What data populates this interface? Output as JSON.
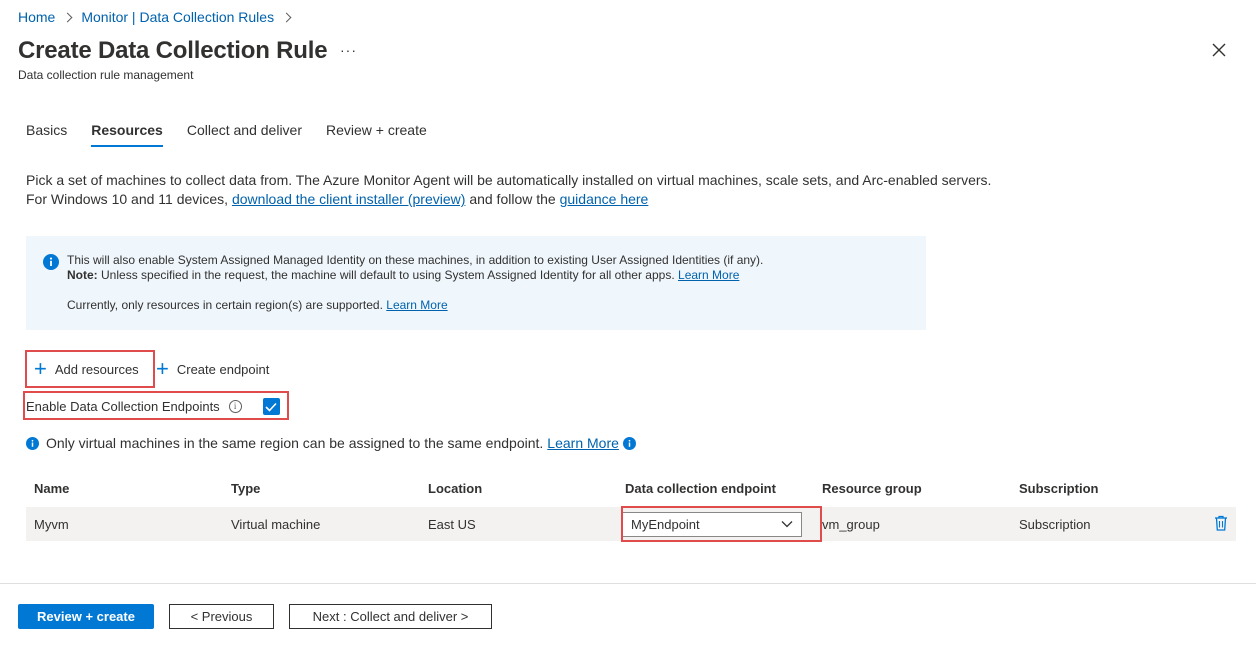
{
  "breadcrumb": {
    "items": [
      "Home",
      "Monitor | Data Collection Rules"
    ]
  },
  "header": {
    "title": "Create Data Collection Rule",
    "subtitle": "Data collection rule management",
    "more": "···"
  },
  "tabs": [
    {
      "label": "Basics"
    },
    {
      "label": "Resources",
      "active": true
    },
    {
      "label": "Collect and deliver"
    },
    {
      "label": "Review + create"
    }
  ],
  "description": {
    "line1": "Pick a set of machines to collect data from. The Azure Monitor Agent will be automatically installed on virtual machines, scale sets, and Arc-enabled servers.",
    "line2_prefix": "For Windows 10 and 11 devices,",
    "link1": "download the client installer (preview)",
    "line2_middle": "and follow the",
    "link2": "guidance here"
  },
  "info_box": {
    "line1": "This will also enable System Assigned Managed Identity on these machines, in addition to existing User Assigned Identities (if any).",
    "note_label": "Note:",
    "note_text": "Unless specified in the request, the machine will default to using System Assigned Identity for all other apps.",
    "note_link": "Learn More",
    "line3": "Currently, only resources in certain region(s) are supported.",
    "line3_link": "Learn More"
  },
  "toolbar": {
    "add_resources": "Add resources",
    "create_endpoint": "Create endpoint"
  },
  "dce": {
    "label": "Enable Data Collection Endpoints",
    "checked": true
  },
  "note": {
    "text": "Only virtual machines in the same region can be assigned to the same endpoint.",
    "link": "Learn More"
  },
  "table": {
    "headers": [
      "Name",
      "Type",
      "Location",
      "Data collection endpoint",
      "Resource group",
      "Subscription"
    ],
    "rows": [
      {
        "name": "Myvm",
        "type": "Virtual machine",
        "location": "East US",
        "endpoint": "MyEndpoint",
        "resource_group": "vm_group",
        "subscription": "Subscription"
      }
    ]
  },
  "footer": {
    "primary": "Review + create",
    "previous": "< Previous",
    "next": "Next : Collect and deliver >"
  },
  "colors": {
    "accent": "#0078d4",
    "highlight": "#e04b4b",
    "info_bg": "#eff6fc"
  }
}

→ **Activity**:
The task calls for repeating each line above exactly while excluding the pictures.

→ **Your solution**:
What data populates this interface? Output as JSON.
{
  "breadcrumb": {
    "items": [
      "Home",
      "Monitor | Data Collection Rules"
    ]
  },
  "header": {
    "title": "Create Data Collection Rule",
    "subtitle": "Data collection rule management",
    "more": "···"
  },
  "tabs": [
    {
      "label": "Basics"
    },
    {
      "label": "Resources",
      "active": true
    },
    {
      "label": "Collect and deliver"
    },
    {
      "label": "Review + create"
    }
  ],
  "description": {
    "line1": "Pick a set of machines to collect data from. The Azure Monitor Agent will be automatically installed on virtual machines, scale sets, and Arc-enabled servers.",
    "line2_prefix": "For Windows 10 and 11 devices,",
    "link1": "download the client installer (preview)",
    "line2_middle": "and follow the",
    "link2": "guidance here"
  },
  "info_box": {
    "line1": "This will also enable System Assigned Managed Identity on these machines, in addition to existing User Assigned Identities (if any).",
    "note_label": "Note:",
    "note_text": "Unless specified in the request, the machine will default to using System Assigned Identity for all other apps.",
    "note_link": "Learn More",
    "line3": "Currently, only resources in certain region(s) are supported.",
    "line3_link": "Learn More"
  },
  "toolbar": {
    "add_resources": "Add resources",
    "create_endpoint": "Create endpoint"
  },
  "dce": {
    "label": "Enable Data Collection Endpoints",
    "checked": true
  },
  "note": {
    "text": "Only virtual machines in the same region can be assigned to the same endpoint.",
    "link": "Learn More"
  },
  "table": {
    "headers": [
      "Name",
      "Type",
      "Location",
      "Data collection endpoint",
      "Resource group",
      "Subscription"
    ],
    "rows": [
      {
        "name": "Myvm",
        "type": "Virtual machine",
        "location": "East US",
        "endpoint": "MyEndpoint",
        "resource_group": "vm_group",
        "subscription": "Subscription"
      }
    ]
  },
  "footer": {
    "primary": "Review + create",
    "previous": "< Previous",
    "next": "Next : Collect and deliver >"
  },
  "colors": {
    "accent": "#0078d4",
    "highlight": "#e04b4b",
    "info_bg": "#eff6fc"
  }
}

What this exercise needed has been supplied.